- Your task -
Please print the whole of the listing that follows exactly.

- Records provided -
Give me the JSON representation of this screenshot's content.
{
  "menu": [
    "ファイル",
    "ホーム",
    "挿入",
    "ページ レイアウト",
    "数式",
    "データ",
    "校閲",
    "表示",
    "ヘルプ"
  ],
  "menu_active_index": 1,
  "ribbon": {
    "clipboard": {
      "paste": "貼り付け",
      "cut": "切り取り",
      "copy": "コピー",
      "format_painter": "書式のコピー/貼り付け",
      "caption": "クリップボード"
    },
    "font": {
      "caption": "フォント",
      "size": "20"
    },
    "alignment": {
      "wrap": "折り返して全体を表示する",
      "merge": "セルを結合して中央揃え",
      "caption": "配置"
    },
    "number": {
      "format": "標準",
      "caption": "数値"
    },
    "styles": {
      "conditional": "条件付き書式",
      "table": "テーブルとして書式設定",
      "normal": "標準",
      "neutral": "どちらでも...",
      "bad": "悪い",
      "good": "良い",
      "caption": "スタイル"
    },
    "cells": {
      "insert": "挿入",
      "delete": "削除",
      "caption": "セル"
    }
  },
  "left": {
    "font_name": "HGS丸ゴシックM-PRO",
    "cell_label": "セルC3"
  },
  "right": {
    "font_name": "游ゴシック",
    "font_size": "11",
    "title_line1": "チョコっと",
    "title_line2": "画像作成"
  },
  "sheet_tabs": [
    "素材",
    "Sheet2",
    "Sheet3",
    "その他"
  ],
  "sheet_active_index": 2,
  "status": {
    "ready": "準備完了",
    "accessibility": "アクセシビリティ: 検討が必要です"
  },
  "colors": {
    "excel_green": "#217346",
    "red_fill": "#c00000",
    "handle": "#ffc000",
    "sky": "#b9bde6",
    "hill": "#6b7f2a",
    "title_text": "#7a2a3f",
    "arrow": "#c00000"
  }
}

- Solution to the problem -
Give me the JSON representation of this screenshot's content.
{
  "menu": [
    "ファイル",
    "ホーム",
    "挿入",
    "ページ レイアウト",
    "数式",
    "データ",
    "校閲",
    "表示",
    "ヘルプ"
  ],
  "menu_active_index": 1,
  "ribbon": {
    "clipboard": {
      "paste": "貼り付け",
      "cut": "切り取り",
      "copy": "コピー",
      "format_painter": "書式のコピー/貼り付け",
      "caption": "クリップボード"
    },
    "font": {
      "caption": "フォント",
      "size": "20"
    },
    "alignment": {
      "wrap": "折り返して全体を表示する",
      "merge": "セルを結合して中央揃え",
      "caption": "配置"
    },
    "number": {
      "format": "標準",
      "caption": "数値"
    },
    "styles": {
      "conditional": "条件付き書式",
      "table": "テーブルとして書式設定",
      "normal": "標準",
      "neutral": "どちらでも...",
      "bad": "悪い",
      "good": "良い",
      "caption": "スタイル"
    },
    "cells": {
      "insert": "挿入",
      "delete": "削除",
      "caption": "セル"
    }
  },
  "left": {
    "font_name": "HGS丸ゴシックM-PRO",
    "cell_label": "セルC3"
  },
  "right": {
    "font_name": "游ゴシック",
    "font_size": "11",
    "title_line1": "チョコっと",
    "title_line2": "画像作成"
  },
  "sheet_tabs": [
    "素材",
    "Sheet2",
    "Sheet3",
    "その他"
  ],
  "sheet_active_index": 2,
  "status": {
    "ready": "準備完了",
    "accessibility": "アクセシビリティ: 検討が必要です"
  },
  "colors": {
    "excel_green": "#217346",
    "red_fill": "#c00000",
    "handle": "#ffc000",
    "sky": "#b9bde6",
    "hill": "#6b7f2a",
    "title_text": "#7a2a3f",
    "arrow": "#c00000"
  }
}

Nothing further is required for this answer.